Costa Rica deported Osama bin Laden twice in one day Costa Rica border Osama's office
Osama bin Laden was alive and relatively healthy at the border between Costa Rica and Panama when I saw him late in 2003. He was even used by the police as an occasional translator.
He lives in what is basically a squalid no-man’s land stretching for three blocks either side of the border, and he boasts that he holds the world record for the number of deportations from deep inside Costa Rica: 19. Two of those were within the same day, a fact that embarrassed Panamanian authorities who were the butt of Costa Rican humor for some time for losing bin Laden so quickly.
His real name is Kenneth Vincent Icaza Fenwick. Piercing brown eyes, a straggly dark beard, unkempt hair, a thin haggard face combined with skin darkened by years of tropical sunlight – all provide a startling resemblance to the fugitive Osama bin Laden.
Home for bin Laden and friends is somewhere beneath this rubble, a mixture of garbage bags, scrap wood, corrugated iron and cardboard.
The 37-year-old introduces himself in impeccable English with the words: “I’m Kenneth and I will be your translator.” To the tourist who yet speaks only a smattering of Spanish, the voice and the words come as a relief. Clear communication at last!
I had limped up to the border at Paso Canoas guided by a taxi driver who spoke no English. We had met 12 kilometres from the border after I had hit yet another teeth-rattling pothole that ripped an eight-centimetre gash in one of my tires and weakened another. A policeman and the taxi driver changed the ripped one for the toy spare.
Unbidden, the taxi driver (and his entire family, including his sick daughter whom he had just taken to the hospital) led me to the border despite there being just one road and it being impossible, even for me, to get lost.
Cost Rica closed
Kenneth took charge. “The Costa Rican side is closed, so you will have to stay here for the night.” I groaned inwardly, remembering the previous night sleepless in my car in Peñas Blancas, entering Costa Rica from Nicaragua.
“But there’s a hotel.” You don’t ask a wild-looking man in a well-worn yellow t-shirt and torn jeans how good the hotel is. Instead I asked what it cost. My $30 room was reasonably clean, equipped with TV, air conditioning and the typical single-faucet (cold) shower.
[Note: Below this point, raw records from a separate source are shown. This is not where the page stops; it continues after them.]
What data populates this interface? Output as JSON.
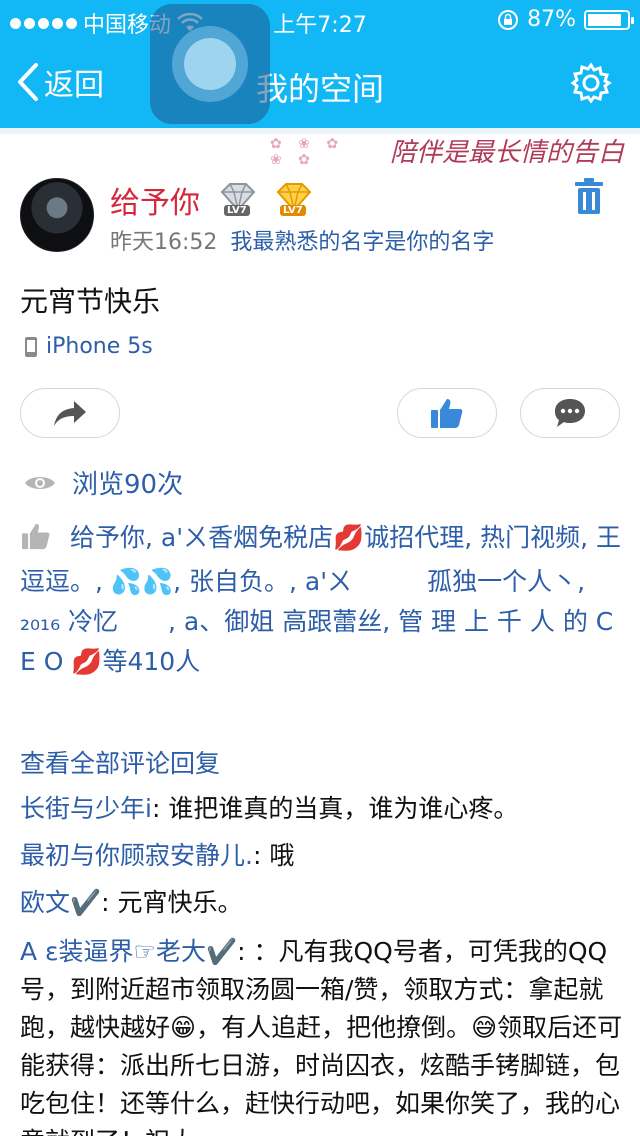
{
  "status_bar": {
    "carrier": "中国移动",
    "time": "上午7:27",
    "battery": "87%",
    "battery_level": 0.87
  },
  "nav": {
    "back_label": "返回",
    "title": "我的空间",
    "settings_icon": "gear-icon"
  },
  "banner": {
    "slogan": "陪伴是最长情的告白"
  },
  "post": {
    "author": "给予你",
    "badges": [
      "LV7",
      "LV7"
    ],
    "timestamp": "昨天16:52",
    "signature": "我最熟悉的名字是你的名字",
    "text": "元宵节快乐",
    "device": "iPhone 5s"
  },
  "views": "浏览90次",
  "likes": {
    "text": "给予你, a'ㄨ香烟免税店💋诚招代理, 热门视频, 王逗逗。, 💦💦, 张自负。, a'ㄨ　　　孤独一个人丶, ₂₀₁₆ 冷忆　　, a、御姐 高跟蕾丝, 管 理 上 千 人 的 C E O 💋等410人"
  },
  "comments": {
    "view_all": "查看全部评论回复",
    "items": [
      {
        "author": "长街与少年i",
        "text": ": 谁把谁真的当真，谁为谁心疼。"
      },
      {
        "author": "最初与你顾寂安静儿.",
        "text": ": 哦"
      },
      {
        "author": "欧文✔️",
        "text": ": 元宵快乐。"
      },
      {
        "author": "A ε装逼界☞老大✔️",
        "text": ": ：凡有我QQ号者，可凭我的QQ号，到附近超市领取汤圆一箱/赞，领取方式：拿起就跑，越快越好😁，有人追赶，把他撩倒。😅领取后还可能获得：派出所七日游，时尚囚衣，炫酷手铐脚链，包吃包住！还等什么，赶快行动吧，如果你笑了，我的心意就到了！祝大"
      }
    ]
  },
  "colors": {
    "header_blue": "#12b7f5",
    "link_blue": "#2d5ea8",
    "author_red": "#d6263b"
  }
}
There was also a fridge stocked with beer and pop, and a table holding vodka, rum, gin and glasses.
Kenneth and I shared some of the rum – for me a token celebration that Panama and the end of my journey lay on the other side of the narrow dusty street. Although I still had 500 km to go before reaching Panama City, there would be no more frontiers to spoil my days and to expose me to bands of street hustlers, most of whom it seemed would steal a glass eye if its owner so much as blinked.
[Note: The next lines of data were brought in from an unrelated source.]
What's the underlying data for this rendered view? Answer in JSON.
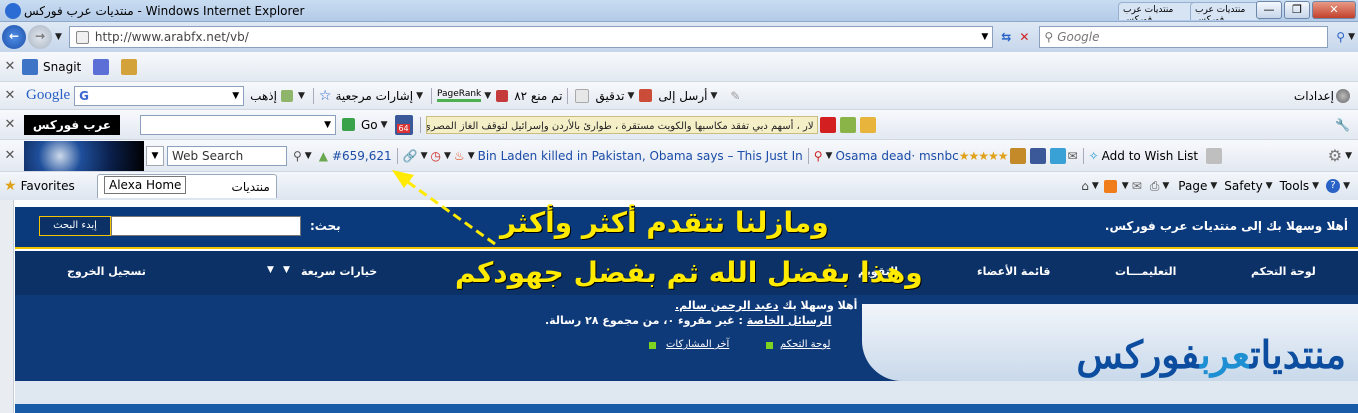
{
  "window": {
    "title": "منتديات عرب فوركس - Windows Internet Explorer",
    "tab1": "منتديات عرب فوركس",
    "tab2": "منتديات عرب فوركس"
  },
  "address": {
    "url": "http://www.arabfx.net/vb/",
    "search_placeholder": "Google"
  },
  "snagit": {
    "label": "Snagit"
  },
  "googlebar": {
    "brand": "Google",
    "search_value": "G",
    "go": "إذهب",
    "bookmarks": "إشارات مرجعية",
    "pagerank": "PageRank",
    "blocked": "تم منع ٨٢",
    "check": "تدقيق",
    "send": "أرسل إلى",
    "settings": "إعدادات"
  },
  "arabfxbar": {
    "brand": "عرب فوركس",
    "go": "Go",
    "badge": "64",
    "ticker": "لار ، أسهم دبي تفقد مكاسبها والكويت مستقرة ، طوارئ بالأردن وإسرائيل لتوقف الغاز المصري ، اليابان تسجل أ"
  },
  "alexabar": {
    "search_value": "Web Search",
    "rank": "#659,621",
    "news1": "Bin Laden killed in Pakistan, Obama says – This Just In",
    "news2": "Osama dead· msnbc",
    "wishlist": "Add to Wish List"
  },
  "favbar": {
    "favorites": "Favorites",
    "tab_title": "منتديات",
    "tooltip": "Alexa Home",
    "page": "Page",
    "safety": "Safety",
    "tools": "Tools"
  },
  "forum": {
    "welcome": "أهلا وسهلا بك إلى منتديات عرب فوركس.",
    "search_label": "بحث:",
    "search_button": "إبدء البحث",
    "nav": {
      "control": "لوحة التحكم",
      "faq": "التعليمـــات",
      "members": "قائمة الأعضاء",
      "calendar": "التقويم",
      "quick": "خيارات سريعة",
      "logout": "تسجيل الخروج"
    },
    "user": {
      "greeting": "أهلا وسهلا بك",
      "username": "دعبد الرحمن سالم.",
      "pm_link": "الرسائل الخاصة",
      "pm_text": ": غير مقروء ٠، من مجموع ٢٨ رسالة.",
      "cp": "لوحة التحكم",
      "latest": "آخر المشاركات"
    },
    "logo": {
      "part1": "منتديات",
      "part2": "عرب",
      "part3": "فوركس"
    }
  },
  "overlay": {
    "line1": "ومازلنا نتقدم أكثر وأكثر",
    "line2": "وهذا بفضل الله ثم بفضل جهودكم"
  }
}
Dreams of own business
Unlikely as it may seem today, Kenneth dreams of owning a travel agency of sorts – a proper business that will help tourists to find, see or buy whatever they need. “Do you believe it will happen?” I ask.
“Of course!” is his instant matter-of-fact reply. “I just have to clean up my act, trim the beard and get a place the stay.”
He tells me he can get a place to stay for $1 a day. “And what will come crawling out of the woodwork?” I ask.
”The same thing that crawls out on the streets now!”
If you are at the Costa Rica/Panama border and need help of any sort, just ask for bin Laden. As far as I could tell, he is absolutely honest, and this information is also volunteered by local police. He has no set rates; he merely asks that patrons consider giving him a tip if they think him worthy.
He may prove to be one of your more enjoyable border crossing experiences.